You are using an outdated browser.
Please upgrade your browser
and improve your visit to our site.
Skip Navigation

The High Price of Rapid Tax Refunds

The Chicago Tribune recently profiled a Naperville, IL couple struggling, like so many others across the country, to make ends meet. She had to stop working as a nursing assistant because of health problems, and his $8.50-an-hour job isn’t enough to pay all their bills. They’ve fallen behind on rent, even after pawning belongings to help catch up. The article concludes: “Their last hope is that their W-2s arrive soon so they can get an advance on income tax returns and pay off the balance.”

This couple is not alone in considering an “advance” on their tax refund to help them get through tough times. Last year an estimated 8.4 million taxpayers purchased Refund Anticipation Loans (RAL). And as people continue to grapple with the effects of the Great Recession, we may see an even greater number turning to “rapid refund” loans this year to get their refunds faster.

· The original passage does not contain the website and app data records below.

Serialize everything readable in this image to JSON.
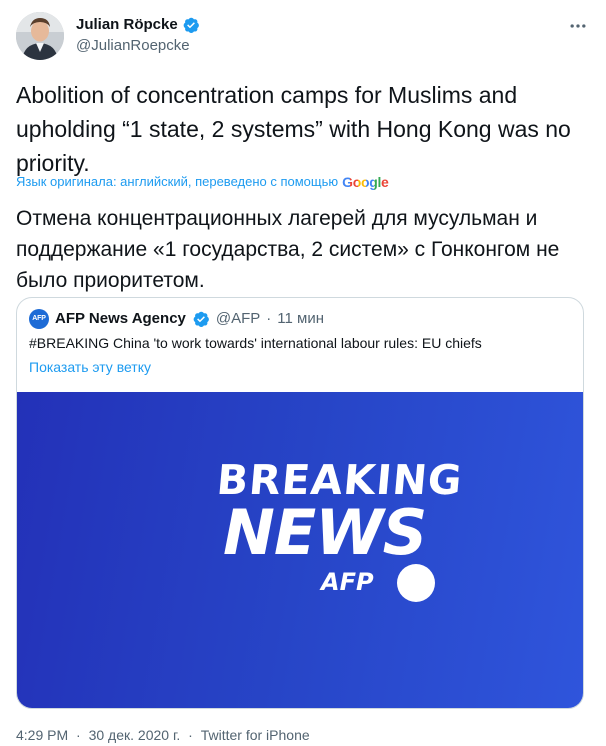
{
  "author": {
    "name": "Julian Röpcke",
    "handle": "@JulianRoepcke"
  },
  "tweet": {
    "text": "Abolition of concentration camps for Muslims and upholding “1 state, 2 systems” with Hong Kong was no priority.",
    "translation_note": "Язык оригинала: английский, переведено с помощью",
    "translation_provider": "Google",
    "translated_text": "Отмена концентрационных лагерей для мусульман и поддержание «1 государства, 2 систем» с Гонконгом не было приоритетом."
  },
  "quote": {
    "avatar_text": "AFP",
    "name": "AFP News Agency",
    "handle": "@AFP",
    "separator": "·",
    "time": "11 мин",
    "text": "#BREAKING China 'to work towards' international labour rules: EU chiefs",
    "show_thread": "Показать эту ветку",
    "media": {
      "line1": "BREAKING",
      "line2": "NEWS",
      "brand": "AFP"
    }
  },
  "footer": {
    "time": "4:29 PM",
    "date": "30 дек. 2020 г.",
    "source": "Twitter for iPhone",
    "separator": "·"
  },
  "colors": {
    "link": "#1d9bf0",
    "verified": "#1d9bf0",
    "media_bg": "#2a3fc4"
  },
  "icons": {
    "verified": "verified-badge-icon",
    "more": "more-options-icon"
  }
}
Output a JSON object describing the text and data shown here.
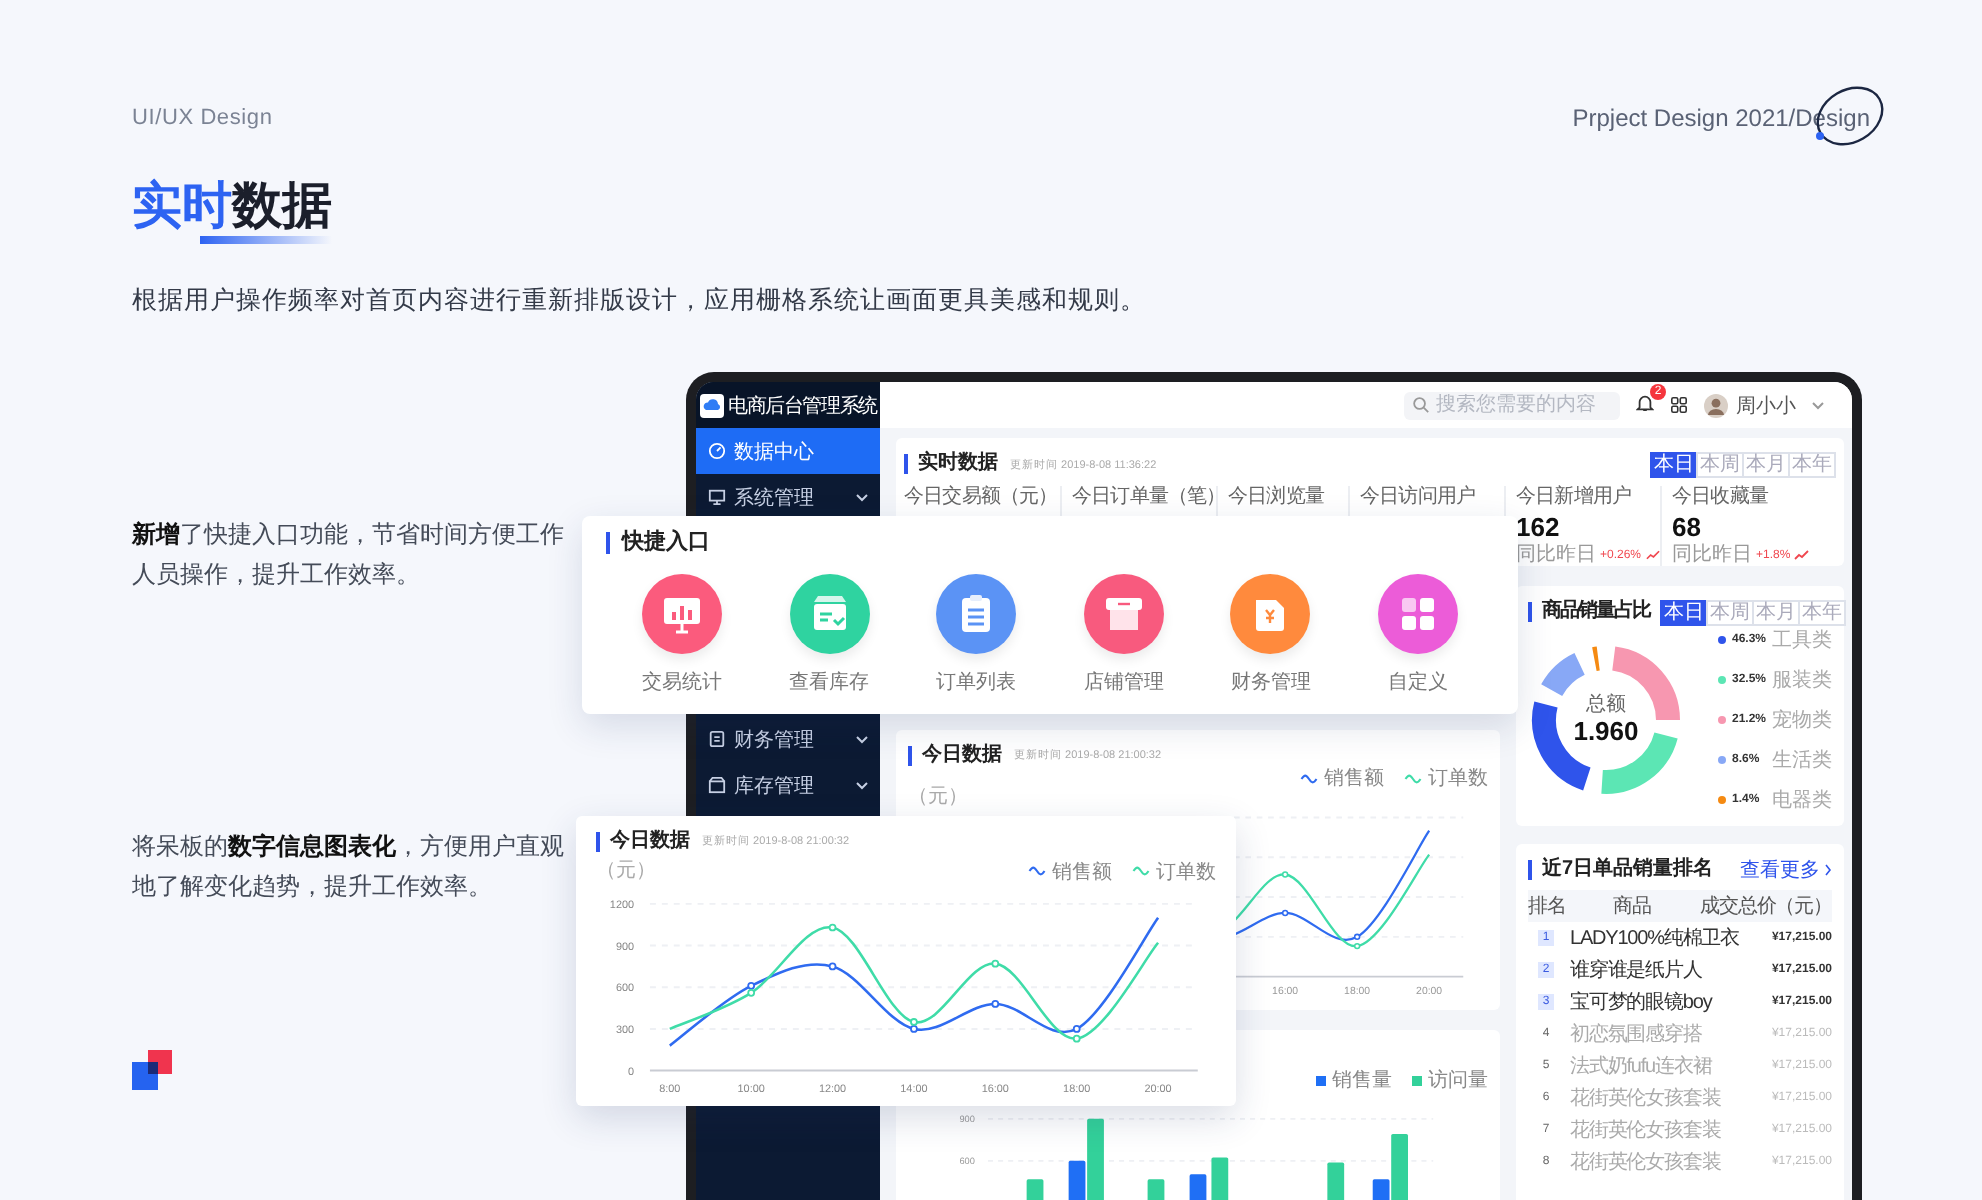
{
  "slide": {
    "overline": "UI/UX Design",
    "project_label": "Prpject Design 2021/Design",
    "title_accent": "实时",
    "title_rest": "数据",
    "intro": "根据用户操作频率对首页内容进行重新排版设计，应用栅格系统让画面更具美感和规则。",
    "notes": [
      {
        "text": "**新增**了快捷入口功能，节省时间方便工作人员操作，提升工作效率。"
      },
      {
        "text": "将呆板的**数字信息图表化**，方便用户直观地了解变化趋势，提升工作效率。"
      }
    ]
  },
  "app": {
    "brand": "电商后台管理系统",
    "sidebar": {
      "items": [
        {
          "label": "数据中心",
          "kind": "gauge",
          "selected": true,
          "expandable": false
        },
        {
          "label": "系统管理",
          "kind": "monitor",
          "selected": false,
          "expandable": true
        }
      ],
      "lower_items": [
        {
          "label": "财务管理",
          "kind": "wallet",
          "selected": false,
          "expandable": true
        },
        {
          "label": "库存管理",
          "kind": "box",
          "selected": false,
          "expandable": true
        }
      ]
    },
    "topbar": {
      "search": {
        "placeholder": "搜索您需要的内容"
      },
      "notifications": "2",
      "user": "周小小"
    },
    "realtime": {
      "title": "实时数据",
      "updated": "更新时间 2019-8-08 11:36:22",
      "periods": [
        {
          "label": "本日",
          "selected": true
        },
        {
          "label": "本周",
          "selected": false
        },
        {
          "label": "本月",
          "selected": false
        },
        {
          "label": "本年",
          "selected": false
        }
      ],
      "stats": [
        {
          "label": "今日交易额（元）"
        },
        {
          "label": "今日订单量（笔）"
        },
        {
          "label": "今日浏览量"
        },
        {
          "label": "今日访问用户"
        },
        {
          "label": "今日新增用户",
          "value": "162",
          "compare": "同比昨日",
          "change": "+0.26%"
        },
        {
          "label": "今日收藏量",
          "value": "68",
          "compare": "同比昨日",
          "change": "+1.8%"
        }
      ]
    },
    "today_back": {
      "title": "今日数据",
      "updated": "更新时间 2019-8-08 21:00:32",
      "unit": "（元）",
      "legend": [
        {
          "name": "销售额",
          "color": "#2f6bf0"
        },
        {
          "name": "订单数",
          "color": "#3fdca8"
        }
      ],
      "x_labels": [
        "16:00",
        "18:00",
        "20:00"
      ]
    },
    "bars": {
      "legend": [
        {
          "name": "销售量",
          "color": "#1f6ff5"
        },
        {
          "name": "访问量",
          "color": "#33d19a"
        }
      ],
      "y_labels": [
        "900",
        "600"
      ]
    },
    "category_share": {
      "title": "商品销量占比",
      "periods": [
        {
          "label": "本日",
          "selected": true
        },
        {
          "label": "本周",
          "selected": false
        },
        {
          "label": "本月",
          "selected": false
        },
        {
          "label": "本年",
          "selected": false
        }
      ],
      "total_label": "总额",
      "total": "1.960",
      "legend": [
        {
          "percent": "46.3%",
          "name": "工具类",
          "color": "#2f54eb"
        },
        {
          "percent": "32.5%",
          "name": "服装类",
          "color": "#5ce6b4"
        },
        {
          "percent": "21.2%",
          "name": "宠物类",
          "color": "#f797b0"
        },
        {
          "percent": "8.6%",
          "name": "生活类",
          "color": "#88a8f6"
        },
        {
          "percent": "1.4%",
          "name": "电器类",
          "color": "#f58a12"
        }
      ]
    },
    "ranking": {
      "title": "近7日单品销量排名",
      "more": "查看更多",
      "columns": [
        "排名",
        "商品",
        "成交总价（元）"
      ],
      "rows": [
        {
          "rank": "1",
          "name": "LADY100%纯棉卫衣",
          "price": "¥17,215.00",
          "highlight": true
        },
        {
          "rank": "2",
          "name": "谁穿谁是纸片人",
          "price": "¥17,215.00",
          "highlight": true
        },
        {
          "rank": "3",
          "name": "宝可梦的眼镜boy",
          "price": "¥17,215.00",
          "highlight": true
        },
        {
          "rank": "4",
          "name": "初恋氛围感穿搭",
          "price": "¥17,215.00",
          "highlight": false
        },
        {
          "rank": "5",
          "name": "法式奶fufu连衣裙",
          "price": "¥17,215.00",
          "highlight": false
        },
        {
          "rank": "6",
          "name": "花街英伦女孩套装",
          "price": "¥17,215.00",
          "highlight": false
        },
        {
          "rank": "7",
          "name": "花街英伦女孩套装",
          "price": "¥17,215.00",
          "highlight": false
        },
        {
          "rank": "8",
          "name": "花街英伦女孩套装",
          "price": "¥17,215.00",
          "highlight": false
        }
      ]
    }
  },
  "quick_entry": {
    "title": "快捷入口",
    "items": [
      {
        "label": "交易统计",
        "kind": "chart",
        "color": "#fb5b7d"
      },
      {
        "label": "查看库存",
        "kind": "box",
        "color": "#2fd3a0"
      },
      {
        "label": "订单列表",
        "kind": "clipboard",
        "color": "#5b93f5"
      },
      {
        "label": "店铺管理",
        "kind": "shop",
        "color": "#f85a7e"
      },
      {
        "label": "财务管理",
        "kind": "wallet",
        "color": "#ff8a3d"
      },
      {
        "label": "自定义",
        "kind": "grid",
        "color": "#ec5cd8"
      }
    ]
  },
  "today_chart": {
    "title": "今日数据",
    "updated": "更新时间 2019-8-08 21:00:32",
    "unit": "（元）",
    "chart_data": {
      "type": "line",
      "grid": true,
      "x": [
        "8:00",
        "10:00",
        "12:00",
        "14:00",
        "16:00",
        "18:00",
        "20:00"
      ],
      "ylim": [
        0,
        1200
      ],
      "yticks": [
        0,
        300,
        600,
        900,
        1200
      ],
      "series": [
        {
          "name": "销售额",
          "color": "#2f6bf0",
          "values": [
            180,
            610,
            750,
            300,
            480,
            300,
            1100
          ]
        },
        {
          "name": "订单数",
          "color": "#3fdca8",
          "values": [
            300,
            560,
            1030,
            350,
            770,
            230,
            920
          ]
        }
      ]
    }
  }
}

It’s not surprising that lower-income filers are much more likely to purchase RALs than other taxpayers. In 2007 almost two-thirds of all RAL requests came from Earned Income Tax Credit (EITC) recipients--a refundable tax credit targeted to people who work but earn low incomes. Every dollar counts for these families, but in trying to get their money as soon as possible, they end up missing out on the full value of their refund. Taxpayers often end up paying hefty fees and interest to get their money just one to two weeks sooner than they could get it directly from the IRS. The interest rates on RALs run anywhere from 50 to 500 percent. To put that into real terms for those 8.4 million taxpayers: They lost an estimated $800 million of their refunds to RAL fees and interest.

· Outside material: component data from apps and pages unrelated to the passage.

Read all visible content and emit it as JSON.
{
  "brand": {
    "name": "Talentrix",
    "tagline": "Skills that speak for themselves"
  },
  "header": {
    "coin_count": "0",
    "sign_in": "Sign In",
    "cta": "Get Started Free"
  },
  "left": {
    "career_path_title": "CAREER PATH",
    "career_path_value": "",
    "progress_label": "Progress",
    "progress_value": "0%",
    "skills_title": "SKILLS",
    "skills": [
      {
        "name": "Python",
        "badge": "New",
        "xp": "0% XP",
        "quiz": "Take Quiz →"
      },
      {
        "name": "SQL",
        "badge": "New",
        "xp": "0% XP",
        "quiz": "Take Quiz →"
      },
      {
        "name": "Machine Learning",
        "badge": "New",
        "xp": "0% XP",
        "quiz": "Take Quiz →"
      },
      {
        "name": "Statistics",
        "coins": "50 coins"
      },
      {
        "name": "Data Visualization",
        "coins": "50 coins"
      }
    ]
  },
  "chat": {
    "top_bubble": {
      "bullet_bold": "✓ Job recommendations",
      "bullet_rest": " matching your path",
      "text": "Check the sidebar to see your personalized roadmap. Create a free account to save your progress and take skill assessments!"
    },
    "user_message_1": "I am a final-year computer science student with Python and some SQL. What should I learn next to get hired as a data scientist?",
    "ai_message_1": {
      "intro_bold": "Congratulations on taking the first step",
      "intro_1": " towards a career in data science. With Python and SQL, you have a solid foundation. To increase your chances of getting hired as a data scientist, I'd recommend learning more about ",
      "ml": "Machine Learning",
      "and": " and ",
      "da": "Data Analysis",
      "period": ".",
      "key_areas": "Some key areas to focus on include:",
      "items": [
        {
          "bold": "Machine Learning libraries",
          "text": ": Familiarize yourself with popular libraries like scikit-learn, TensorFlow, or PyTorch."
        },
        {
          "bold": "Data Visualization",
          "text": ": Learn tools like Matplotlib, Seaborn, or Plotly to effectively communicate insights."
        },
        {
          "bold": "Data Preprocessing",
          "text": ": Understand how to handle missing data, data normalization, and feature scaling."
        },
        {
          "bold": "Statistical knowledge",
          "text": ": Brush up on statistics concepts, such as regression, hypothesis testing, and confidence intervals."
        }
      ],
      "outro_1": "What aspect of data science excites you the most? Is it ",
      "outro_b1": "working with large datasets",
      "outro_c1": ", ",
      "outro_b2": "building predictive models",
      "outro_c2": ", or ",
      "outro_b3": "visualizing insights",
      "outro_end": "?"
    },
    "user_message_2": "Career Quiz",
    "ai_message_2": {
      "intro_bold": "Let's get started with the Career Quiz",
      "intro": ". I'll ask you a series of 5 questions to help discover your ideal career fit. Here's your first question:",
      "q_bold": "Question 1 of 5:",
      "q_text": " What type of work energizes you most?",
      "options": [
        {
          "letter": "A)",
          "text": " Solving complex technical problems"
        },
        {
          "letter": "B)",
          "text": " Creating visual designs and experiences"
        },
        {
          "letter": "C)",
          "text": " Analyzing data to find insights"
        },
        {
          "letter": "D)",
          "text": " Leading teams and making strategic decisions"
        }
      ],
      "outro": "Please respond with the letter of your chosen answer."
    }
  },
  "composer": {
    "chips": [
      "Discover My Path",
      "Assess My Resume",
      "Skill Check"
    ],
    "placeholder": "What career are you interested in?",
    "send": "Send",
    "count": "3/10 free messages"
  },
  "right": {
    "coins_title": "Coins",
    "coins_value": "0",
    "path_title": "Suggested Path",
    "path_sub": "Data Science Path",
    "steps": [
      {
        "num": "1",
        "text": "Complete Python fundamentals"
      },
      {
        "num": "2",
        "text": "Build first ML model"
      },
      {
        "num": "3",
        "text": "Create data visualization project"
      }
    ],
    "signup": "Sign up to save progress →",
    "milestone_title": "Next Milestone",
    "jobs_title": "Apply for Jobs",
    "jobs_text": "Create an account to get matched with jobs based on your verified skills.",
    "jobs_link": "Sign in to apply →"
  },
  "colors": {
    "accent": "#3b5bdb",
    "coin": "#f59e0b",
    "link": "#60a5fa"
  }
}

Not only do lower-income taxpayers miss out on these refund dollars, but their communities do, too. A recent study finds that for every federal EITC dollar received in Michigan (an epicenter of the Great Recession), $1.67 in new earnings is generated. The economic impact per resident is even larger in some parts of the state. In Detroit, for example, 39 percent of taxpayers received the EITC in 2007 (compared to 15 percent statewide) for a total of $257 million. That’s a much-needed boost to the incomes of these workers, their families, and the city itself, particularly as Detroit continues to struggle with increasing poverty and working poverty. But the full benefit of the credit isn’t making it to the people who need it most. EITC recipients in Detroit are much more likely to request a RAL (40 percent did in 2007) than EITC filers in other parts of the state (where 25 percent did). Even a conservative assumption that the average RAL costs $65 (based on research from the National Consumer Law Center) implies that the product diverted $2.7 million from the city’s low-income taxpayers in 2007.

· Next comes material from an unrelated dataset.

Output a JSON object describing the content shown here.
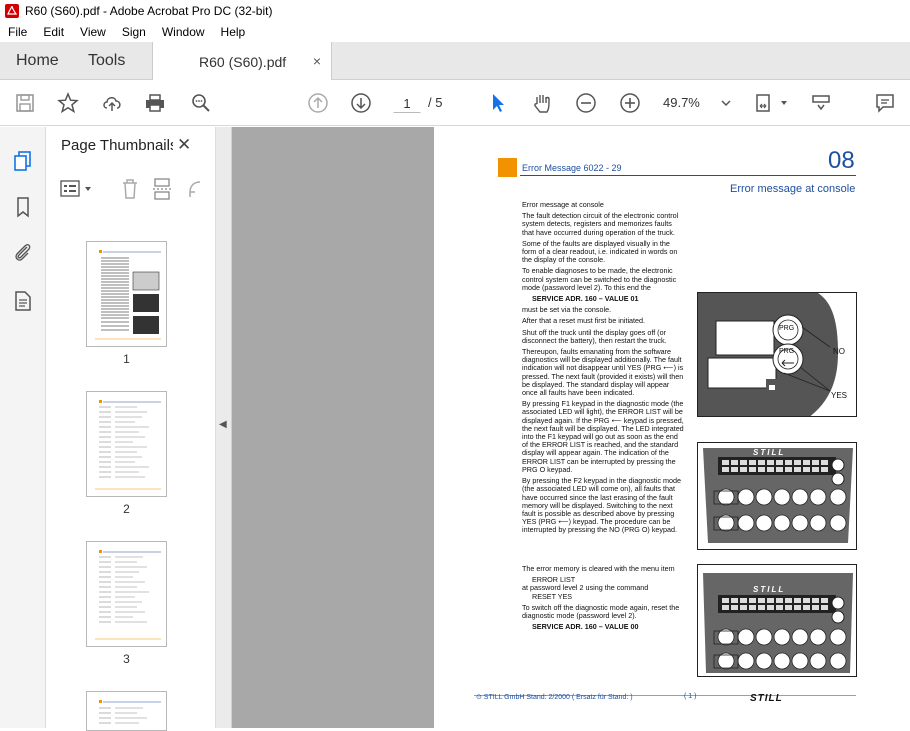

Waiting a week or two for a full refund may not be an option for some hard-pressed families. But for those who can, it will mean more money to pay the bills. That extra money can make a difference, not just to people working to make ends meet but also to communities struggling through difficult economic times.